How’s this for Orwellian logic: Taking the steps necessary to eliminate racial discrimination under the Voting Rights Act is itself unconstitutional racial discrimination.
That’s basically the argument that Alabama Republicans are using to defend their congressional gerrymandering in a Supreme Court case being argued October 4 called Merrill v. Milligan.
Here’s what happened: Alabama is a racially polarized state, so Black Alabamians living in congressional districts drawn to be majority-White are generally denied a chance to elect the representatives of their choice. The 2020 census showed that Black voters had increased as a percentage of the state population in the past decade, up to 27 percent. Under Section 2 of the Voting Rights Act, two of the state’s seven congressional districts should be majority-Black. Yet Alabama Republicans drew gerrymandered lines to pack Black voters into one supermajority-Black district, while dividing the rest into districts that were majority-White.
A unanimous three-judge panel easily found that this violated the Voting Rights Act and an important 1986 Supreme Court precedent interpreting the VRA. So the state of Alabama appealed. They claim that when the lower court took race into consideration when considering how the lines should have been drawn, they were the ones engaging in unconstitutional race discrimination. As Linda Greenhouse wrote in The Atlantic:

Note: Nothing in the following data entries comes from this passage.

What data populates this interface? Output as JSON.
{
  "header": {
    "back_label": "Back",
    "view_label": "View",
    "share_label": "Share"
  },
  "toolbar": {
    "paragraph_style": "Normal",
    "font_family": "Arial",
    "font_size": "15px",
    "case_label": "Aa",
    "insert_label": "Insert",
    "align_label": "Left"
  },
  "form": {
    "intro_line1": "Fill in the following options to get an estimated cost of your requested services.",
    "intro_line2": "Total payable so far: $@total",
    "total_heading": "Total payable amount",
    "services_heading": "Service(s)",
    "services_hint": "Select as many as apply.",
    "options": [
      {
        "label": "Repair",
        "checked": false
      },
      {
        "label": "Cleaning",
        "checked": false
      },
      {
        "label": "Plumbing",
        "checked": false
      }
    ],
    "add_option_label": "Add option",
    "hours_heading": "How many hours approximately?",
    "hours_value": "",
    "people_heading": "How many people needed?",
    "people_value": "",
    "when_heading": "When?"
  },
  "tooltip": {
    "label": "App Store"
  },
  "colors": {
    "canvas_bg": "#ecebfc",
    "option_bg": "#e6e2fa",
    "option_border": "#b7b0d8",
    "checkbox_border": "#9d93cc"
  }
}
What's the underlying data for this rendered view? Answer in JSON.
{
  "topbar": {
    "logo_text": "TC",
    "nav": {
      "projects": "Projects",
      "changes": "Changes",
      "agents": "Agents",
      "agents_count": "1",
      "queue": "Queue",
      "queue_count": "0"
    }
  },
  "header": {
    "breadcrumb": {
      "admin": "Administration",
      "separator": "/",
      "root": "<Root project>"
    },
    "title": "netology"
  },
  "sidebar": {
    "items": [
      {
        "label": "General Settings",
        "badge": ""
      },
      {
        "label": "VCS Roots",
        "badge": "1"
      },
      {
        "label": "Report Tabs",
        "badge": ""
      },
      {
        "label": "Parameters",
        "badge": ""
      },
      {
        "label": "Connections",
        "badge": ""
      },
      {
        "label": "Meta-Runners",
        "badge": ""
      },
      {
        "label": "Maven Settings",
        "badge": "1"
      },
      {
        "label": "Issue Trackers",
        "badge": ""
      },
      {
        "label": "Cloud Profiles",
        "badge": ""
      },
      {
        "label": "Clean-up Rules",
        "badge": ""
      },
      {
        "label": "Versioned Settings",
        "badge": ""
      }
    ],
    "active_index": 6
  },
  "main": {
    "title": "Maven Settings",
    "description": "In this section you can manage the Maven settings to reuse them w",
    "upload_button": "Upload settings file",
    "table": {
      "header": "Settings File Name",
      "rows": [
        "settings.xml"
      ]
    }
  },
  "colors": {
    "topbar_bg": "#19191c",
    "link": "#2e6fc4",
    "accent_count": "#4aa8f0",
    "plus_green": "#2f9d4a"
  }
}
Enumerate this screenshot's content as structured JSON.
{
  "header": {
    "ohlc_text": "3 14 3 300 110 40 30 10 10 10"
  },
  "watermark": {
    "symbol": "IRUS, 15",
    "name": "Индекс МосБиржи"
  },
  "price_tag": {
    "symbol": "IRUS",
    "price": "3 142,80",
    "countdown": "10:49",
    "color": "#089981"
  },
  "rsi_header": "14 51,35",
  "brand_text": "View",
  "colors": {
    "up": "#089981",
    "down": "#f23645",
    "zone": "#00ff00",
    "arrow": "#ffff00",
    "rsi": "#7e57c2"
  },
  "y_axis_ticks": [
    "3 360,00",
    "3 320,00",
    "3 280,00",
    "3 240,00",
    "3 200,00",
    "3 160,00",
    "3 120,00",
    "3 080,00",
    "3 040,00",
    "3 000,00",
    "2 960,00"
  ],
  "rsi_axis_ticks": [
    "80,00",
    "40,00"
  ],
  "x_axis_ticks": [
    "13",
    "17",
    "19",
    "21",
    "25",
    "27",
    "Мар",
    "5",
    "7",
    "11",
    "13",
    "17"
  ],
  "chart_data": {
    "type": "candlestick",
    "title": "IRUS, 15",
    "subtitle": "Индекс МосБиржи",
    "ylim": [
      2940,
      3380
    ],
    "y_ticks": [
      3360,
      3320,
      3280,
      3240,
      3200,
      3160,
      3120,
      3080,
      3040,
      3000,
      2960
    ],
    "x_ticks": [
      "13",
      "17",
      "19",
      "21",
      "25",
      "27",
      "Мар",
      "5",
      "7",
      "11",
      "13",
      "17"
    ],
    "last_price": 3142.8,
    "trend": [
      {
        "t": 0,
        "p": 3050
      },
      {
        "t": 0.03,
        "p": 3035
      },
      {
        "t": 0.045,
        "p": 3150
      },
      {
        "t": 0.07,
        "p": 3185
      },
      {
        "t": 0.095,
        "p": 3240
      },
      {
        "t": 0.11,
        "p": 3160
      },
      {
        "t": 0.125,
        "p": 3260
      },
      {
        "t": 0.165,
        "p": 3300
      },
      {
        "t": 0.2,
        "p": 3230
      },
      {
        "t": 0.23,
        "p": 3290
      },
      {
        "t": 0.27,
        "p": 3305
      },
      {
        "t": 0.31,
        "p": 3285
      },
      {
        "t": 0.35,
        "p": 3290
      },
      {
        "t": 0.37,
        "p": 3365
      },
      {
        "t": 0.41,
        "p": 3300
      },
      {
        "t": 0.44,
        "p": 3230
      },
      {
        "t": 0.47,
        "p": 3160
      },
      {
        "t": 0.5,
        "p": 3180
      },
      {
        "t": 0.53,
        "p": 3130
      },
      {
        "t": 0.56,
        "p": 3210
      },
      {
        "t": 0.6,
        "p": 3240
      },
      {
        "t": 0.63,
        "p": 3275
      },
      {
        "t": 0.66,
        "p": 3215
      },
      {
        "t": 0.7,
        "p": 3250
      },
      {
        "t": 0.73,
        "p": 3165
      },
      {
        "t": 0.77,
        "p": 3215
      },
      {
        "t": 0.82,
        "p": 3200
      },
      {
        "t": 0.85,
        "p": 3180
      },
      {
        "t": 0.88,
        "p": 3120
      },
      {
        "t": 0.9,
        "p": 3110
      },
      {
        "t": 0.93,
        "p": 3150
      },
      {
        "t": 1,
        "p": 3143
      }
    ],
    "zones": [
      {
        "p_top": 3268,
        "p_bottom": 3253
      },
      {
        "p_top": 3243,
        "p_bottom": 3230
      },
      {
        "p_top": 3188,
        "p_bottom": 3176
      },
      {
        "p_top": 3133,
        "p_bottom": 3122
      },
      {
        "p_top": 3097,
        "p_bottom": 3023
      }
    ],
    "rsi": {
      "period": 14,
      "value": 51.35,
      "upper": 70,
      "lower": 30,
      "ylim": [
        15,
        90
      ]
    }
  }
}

[Alabama’s] words invite a dramatic conclusion: that the heart of the Voting Rights Act, as interpreted by the Supreme Court a generation ago and as applied many times since, is unconstitutional.
This case could make it much easier to get away with exactly the kind of racially discriminatory gerrymandering throughout the country that Congress set out to eliminate when it passed the Voting Rights Act.